I have been invited to take part in this cooperative blog on palaeoart, ART EVOLVED: Life's Time Capsule . The current feature is the Ceratopsian Gallery (icon below). I was late in sending in a piece so I don't have my drawing there yet... [Edit: it's up now]

Olfactory bulb in theropods

Ever since I started having suspicions of the role of olfaction in scavenging behaviours of Tyrannosaurus rex , I have been interested in the olfactory capabilities in predators and how they correlate with their behaviours. So much that I bought a nice book called Predator-prey dynamics: the role of olfaction . However, I shan't write about that book today, even though I quite like it. Instead I shall comment on a paper that became available in Proceedings of the Royal Society B . I refer to the new study by Darla Zelenitsky and colleagues on the olfactory bulbs in theropod dinosaurs and alligator. Zelenitsky et al. (2009) provide the "first quantitative evaluation of the olfactory acuity in extinct theropod dinosaurs". They calculate relative olfactory bulb sizes (olfactory ratio: the size of the olfactory bulb relative to the size of the cerebral hemisphere) in 21 species of theropods (including Archaeopteryx ) and 1 species of crocodilian ( Alligator mississippiensi

Muscle reconstructions: doing the homework
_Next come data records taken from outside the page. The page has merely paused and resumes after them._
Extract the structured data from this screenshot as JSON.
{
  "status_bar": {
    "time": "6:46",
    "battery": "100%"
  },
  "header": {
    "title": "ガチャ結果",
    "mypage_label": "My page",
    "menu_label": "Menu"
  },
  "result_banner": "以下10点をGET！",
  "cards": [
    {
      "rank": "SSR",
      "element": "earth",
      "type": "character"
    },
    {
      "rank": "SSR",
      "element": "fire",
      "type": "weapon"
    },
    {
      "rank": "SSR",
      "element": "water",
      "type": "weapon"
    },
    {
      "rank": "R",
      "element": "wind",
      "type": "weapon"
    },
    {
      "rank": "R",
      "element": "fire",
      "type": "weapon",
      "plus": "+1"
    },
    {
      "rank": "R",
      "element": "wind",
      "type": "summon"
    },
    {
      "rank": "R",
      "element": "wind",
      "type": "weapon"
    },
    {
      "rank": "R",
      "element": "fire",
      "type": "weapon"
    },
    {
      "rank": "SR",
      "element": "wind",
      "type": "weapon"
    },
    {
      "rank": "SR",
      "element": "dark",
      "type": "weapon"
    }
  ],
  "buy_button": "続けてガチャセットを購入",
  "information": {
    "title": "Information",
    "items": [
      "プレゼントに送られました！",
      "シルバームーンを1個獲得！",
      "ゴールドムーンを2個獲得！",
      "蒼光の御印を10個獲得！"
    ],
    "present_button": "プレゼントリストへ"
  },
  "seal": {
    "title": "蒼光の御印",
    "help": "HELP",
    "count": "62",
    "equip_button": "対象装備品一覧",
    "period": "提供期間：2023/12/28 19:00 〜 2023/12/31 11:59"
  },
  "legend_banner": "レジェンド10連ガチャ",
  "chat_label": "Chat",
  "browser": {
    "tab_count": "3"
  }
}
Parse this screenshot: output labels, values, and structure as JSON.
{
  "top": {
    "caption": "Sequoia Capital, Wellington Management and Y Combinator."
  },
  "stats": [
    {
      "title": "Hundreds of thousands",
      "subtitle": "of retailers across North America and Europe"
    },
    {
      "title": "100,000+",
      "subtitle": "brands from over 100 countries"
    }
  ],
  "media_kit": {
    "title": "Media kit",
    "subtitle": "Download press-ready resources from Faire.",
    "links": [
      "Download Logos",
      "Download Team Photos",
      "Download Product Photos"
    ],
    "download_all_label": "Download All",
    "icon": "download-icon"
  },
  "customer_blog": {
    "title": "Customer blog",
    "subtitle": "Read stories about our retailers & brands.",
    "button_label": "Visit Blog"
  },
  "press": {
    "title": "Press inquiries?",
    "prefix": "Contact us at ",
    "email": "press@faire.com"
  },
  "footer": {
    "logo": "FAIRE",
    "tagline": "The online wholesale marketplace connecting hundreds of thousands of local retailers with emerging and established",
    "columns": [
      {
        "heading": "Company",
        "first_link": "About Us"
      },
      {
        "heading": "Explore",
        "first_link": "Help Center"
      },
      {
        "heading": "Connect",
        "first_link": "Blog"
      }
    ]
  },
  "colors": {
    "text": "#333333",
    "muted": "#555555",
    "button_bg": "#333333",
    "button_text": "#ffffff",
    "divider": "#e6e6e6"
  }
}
I know I have been lazy with the postings here, and I really need to finish my Pachyrhinosaurus reconstruction. But I have been faced with a bit of a problem since I've decided to reconstruct this dinosaur one layer at a time, i.e. I wanted to be as accurate in the muscle reconstructions as possible so that the fleshed out version would look realistically three-dimensional even over the skin. Basically, I don't know enough about the postcranial musculature. Previously, I would have just roughly fleshed the whole creature out, from the outside in - basically imagining what a dinosaur would have looked like in life and just sketching it. This way, I didn't really need to be accurate in the myology just as long as the animal looked good enough. However, reconstruction from the skeleton up requires a bit more accuracy on the muscle reconstruction, or at least I would want to be as accurate. If you have been following my blog for any period of time, you would know by now